Hey, New Best Friend!
People who are well-schooled in the finer points of body language know how to use it to their advantage—every day, in every situation. Despite your best intentions, you sometimes end up being the pawns in their little schemes. Is there a way to watch out for this kind of sketchy behavior? Why, yes, there is! In fact, if you know the other person’s motivation for being extra-super nice to you, his body language not only becomes obvious, it becomes downright predictable.
You’re the Best! Sign Here, Please
Take, for example, the classic salesman. If he’s any good at his job, you want to like him, even though you know you should take anything he says with a grain of salt. You’re wondering if he’s the exception to the rule, the honest needle in the otherwise shady haystack. The answer: probably not. He might be a great guy, but he has a job to do. Part of that job includes charming potential customers so that they’ll drop their guard along with their hard-earned cash.
Someone who’s working hard to win you over will:
• Smile. A lot.
• Use a firm handshake.
• Use eye contact in a way that makes you take notice. (He doesn’t over- or underuse it.)
• Widen his eyes and possibly raise his eyebrows as you speak.
• Nod when you speak.

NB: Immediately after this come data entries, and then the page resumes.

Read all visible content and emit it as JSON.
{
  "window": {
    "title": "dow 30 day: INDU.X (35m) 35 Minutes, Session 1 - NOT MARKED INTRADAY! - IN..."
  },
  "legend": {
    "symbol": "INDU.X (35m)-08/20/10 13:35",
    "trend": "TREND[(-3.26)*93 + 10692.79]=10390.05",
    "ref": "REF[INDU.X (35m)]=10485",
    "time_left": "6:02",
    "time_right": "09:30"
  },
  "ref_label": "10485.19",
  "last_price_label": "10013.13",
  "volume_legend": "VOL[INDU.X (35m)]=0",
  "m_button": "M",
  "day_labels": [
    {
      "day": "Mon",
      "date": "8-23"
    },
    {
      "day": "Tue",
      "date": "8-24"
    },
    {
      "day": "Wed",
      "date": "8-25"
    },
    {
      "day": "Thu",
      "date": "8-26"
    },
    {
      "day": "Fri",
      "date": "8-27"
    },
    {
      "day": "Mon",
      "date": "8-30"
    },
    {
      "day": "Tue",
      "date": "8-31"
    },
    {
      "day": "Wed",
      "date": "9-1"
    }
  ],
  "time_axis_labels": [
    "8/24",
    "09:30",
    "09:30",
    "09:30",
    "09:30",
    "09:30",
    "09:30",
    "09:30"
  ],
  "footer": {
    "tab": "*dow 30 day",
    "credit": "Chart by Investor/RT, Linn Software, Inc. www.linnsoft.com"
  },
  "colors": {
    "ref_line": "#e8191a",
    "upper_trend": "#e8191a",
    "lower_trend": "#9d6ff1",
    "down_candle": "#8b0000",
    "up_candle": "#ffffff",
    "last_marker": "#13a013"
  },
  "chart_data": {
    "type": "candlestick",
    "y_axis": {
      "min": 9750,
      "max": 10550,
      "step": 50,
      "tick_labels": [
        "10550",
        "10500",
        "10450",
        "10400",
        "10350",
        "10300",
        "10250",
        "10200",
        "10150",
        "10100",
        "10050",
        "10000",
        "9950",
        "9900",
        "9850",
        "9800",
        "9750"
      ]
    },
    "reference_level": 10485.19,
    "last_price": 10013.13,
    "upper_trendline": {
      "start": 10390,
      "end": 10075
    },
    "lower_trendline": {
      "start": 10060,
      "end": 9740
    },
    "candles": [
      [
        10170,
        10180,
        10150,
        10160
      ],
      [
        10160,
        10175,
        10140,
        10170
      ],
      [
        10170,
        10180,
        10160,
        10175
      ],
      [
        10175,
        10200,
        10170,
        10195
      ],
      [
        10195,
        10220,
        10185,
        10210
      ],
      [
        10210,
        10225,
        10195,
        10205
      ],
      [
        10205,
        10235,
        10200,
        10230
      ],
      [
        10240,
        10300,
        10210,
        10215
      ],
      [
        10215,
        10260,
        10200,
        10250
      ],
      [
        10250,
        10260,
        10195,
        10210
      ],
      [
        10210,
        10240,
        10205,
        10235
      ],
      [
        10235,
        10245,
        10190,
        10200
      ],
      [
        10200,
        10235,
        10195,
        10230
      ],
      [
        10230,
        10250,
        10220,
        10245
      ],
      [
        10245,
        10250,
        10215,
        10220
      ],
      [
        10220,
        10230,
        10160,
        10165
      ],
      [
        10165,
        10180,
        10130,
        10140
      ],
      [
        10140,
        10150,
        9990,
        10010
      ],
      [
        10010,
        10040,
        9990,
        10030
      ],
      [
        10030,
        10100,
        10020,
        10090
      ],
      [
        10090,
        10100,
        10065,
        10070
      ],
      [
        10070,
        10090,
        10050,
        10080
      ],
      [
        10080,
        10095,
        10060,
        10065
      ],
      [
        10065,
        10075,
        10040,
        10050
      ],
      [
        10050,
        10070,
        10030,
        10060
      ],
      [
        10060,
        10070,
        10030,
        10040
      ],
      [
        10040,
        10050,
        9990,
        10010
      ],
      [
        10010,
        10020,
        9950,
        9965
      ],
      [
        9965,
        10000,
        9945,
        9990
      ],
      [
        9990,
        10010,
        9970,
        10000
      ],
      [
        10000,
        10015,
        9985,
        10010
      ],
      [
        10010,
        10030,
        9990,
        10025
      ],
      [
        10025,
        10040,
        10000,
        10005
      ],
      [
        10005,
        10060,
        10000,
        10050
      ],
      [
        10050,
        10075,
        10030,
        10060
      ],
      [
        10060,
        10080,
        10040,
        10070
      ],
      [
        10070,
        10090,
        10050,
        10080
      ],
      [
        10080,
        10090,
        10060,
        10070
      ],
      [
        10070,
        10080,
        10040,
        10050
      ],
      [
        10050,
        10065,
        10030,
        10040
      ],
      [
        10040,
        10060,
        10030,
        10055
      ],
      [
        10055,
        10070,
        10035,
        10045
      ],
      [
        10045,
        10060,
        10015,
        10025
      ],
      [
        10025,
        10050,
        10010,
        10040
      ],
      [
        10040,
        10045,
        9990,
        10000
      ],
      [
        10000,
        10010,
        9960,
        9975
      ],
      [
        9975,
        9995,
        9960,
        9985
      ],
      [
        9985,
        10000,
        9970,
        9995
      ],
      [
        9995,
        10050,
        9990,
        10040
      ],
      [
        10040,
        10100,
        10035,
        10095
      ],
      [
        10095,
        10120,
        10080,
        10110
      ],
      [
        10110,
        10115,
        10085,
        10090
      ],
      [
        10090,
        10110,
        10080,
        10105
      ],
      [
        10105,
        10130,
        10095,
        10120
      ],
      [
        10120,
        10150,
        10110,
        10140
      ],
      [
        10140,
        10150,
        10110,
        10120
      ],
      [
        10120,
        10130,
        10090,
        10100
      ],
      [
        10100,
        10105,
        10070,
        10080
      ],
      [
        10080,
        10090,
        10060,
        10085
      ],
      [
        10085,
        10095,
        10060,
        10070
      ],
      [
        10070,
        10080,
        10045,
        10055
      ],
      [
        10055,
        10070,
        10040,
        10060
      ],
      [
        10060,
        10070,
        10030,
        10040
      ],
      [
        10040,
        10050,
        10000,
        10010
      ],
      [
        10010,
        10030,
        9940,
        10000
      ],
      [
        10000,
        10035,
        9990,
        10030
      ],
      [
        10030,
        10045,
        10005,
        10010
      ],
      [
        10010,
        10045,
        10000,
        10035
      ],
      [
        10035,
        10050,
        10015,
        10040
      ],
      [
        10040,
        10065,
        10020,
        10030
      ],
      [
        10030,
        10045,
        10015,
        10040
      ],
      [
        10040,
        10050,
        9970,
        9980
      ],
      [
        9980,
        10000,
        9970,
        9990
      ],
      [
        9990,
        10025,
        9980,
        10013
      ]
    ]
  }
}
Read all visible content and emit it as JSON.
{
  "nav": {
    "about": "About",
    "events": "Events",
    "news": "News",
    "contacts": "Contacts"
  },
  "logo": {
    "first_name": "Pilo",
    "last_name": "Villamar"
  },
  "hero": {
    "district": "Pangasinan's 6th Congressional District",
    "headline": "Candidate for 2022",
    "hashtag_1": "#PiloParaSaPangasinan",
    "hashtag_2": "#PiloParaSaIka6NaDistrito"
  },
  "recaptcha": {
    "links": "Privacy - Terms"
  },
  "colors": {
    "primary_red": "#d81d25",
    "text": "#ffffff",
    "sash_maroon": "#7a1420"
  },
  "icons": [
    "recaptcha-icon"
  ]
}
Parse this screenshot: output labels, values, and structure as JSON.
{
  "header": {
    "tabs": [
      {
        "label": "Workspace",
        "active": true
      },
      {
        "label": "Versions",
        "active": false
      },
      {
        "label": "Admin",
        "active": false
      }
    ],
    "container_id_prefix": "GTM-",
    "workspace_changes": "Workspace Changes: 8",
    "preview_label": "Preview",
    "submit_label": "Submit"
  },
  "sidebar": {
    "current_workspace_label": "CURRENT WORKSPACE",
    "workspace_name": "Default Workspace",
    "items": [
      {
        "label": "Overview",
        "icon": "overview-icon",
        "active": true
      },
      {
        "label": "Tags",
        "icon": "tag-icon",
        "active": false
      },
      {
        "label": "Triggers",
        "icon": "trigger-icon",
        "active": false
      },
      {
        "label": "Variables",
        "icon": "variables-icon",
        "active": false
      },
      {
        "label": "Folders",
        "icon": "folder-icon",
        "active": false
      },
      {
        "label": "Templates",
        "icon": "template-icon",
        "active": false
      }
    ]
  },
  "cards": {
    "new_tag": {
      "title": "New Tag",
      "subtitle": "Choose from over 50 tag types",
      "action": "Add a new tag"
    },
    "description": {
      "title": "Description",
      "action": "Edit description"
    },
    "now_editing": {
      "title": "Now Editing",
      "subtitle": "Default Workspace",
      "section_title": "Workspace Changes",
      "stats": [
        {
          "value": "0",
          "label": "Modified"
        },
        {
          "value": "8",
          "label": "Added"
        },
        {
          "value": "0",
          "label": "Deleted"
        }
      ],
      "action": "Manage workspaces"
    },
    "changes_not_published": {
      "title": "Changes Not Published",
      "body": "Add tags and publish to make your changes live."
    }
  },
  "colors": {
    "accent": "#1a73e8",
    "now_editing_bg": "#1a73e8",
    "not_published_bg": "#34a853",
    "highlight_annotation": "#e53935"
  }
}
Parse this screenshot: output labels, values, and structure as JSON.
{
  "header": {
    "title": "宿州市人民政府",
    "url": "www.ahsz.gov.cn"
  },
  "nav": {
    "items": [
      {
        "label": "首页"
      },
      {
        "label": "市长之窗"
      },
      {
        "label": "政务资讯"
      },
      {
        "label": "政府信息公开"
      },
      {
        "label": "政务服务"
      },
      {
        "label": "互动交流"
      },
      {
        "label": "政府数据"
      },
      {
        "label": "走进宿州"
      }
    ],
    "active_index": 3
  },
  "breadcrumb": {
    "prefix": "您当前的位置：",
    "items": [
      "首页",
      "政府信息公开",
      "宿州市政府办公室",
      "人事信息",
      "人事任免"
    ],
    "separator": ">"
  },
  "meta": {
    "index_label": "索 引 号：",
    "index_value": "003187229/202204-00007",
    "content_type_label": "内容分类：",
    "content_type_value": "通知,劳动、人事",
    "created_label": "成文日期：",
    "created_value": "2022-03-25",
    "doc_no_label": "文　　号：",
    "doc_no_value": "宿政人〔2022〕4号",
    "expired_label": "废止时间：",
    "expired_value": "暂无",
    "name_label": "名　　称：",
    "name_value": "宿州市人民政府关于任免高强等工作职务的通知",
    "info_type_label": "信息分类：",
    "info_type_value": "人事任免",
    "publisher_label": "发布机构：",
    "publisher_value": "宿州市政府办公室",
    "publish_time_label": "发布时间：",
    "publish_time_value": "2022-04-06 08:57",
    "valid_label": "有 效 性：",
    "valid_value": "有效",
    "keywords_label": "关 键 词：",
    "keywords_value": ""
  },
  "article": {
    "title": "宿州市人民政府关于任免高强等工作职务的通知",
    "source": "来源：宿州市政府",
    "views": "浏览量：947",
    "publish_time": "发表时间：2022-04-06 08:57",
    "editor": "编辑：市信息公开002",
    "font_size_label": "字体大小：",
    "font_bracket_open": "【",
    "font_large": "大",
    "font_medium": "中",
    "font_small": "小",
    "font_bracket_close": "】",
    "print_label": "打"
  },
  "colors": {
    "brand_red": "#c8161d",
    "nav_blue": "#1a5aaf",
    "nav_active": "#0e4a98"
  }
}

Yes, this guy knows exactly how to reel you in, make you feel like his numero uno customer, and sell you an inferior product at a ridiculous markup. And what’s more, you may be well aware that this guy isn’t for real, and you end up falling for his act anyway. Don’t feel too badly about it; you aren’t his first victim and you won’t be his last.
Protecting Yourself Against False Charms
What is this power that body language has over people, and how can you defend yourself against it? Is there some sort of invisible shield available to those who are extremely gullible, or should everyone simply adopt a completely cynical attitude?
While cynicism is certainly one way to protect against professional fibbers, it’s also a really lousy way to go through life. Sure, you’ll end up blocking access to the undesirables, but you’ll also end up shielding yourself from good, genuine people. No, the best way to fight back is to arm yourself with knowledge: What are the classic body language signs that indicate lying? Which signs tell you that someone may not necessarily be lying, but may not be telling you the whole truth? In asking (and answering) these questions, what you’re really looking for are the practical uses of an understanding of body language.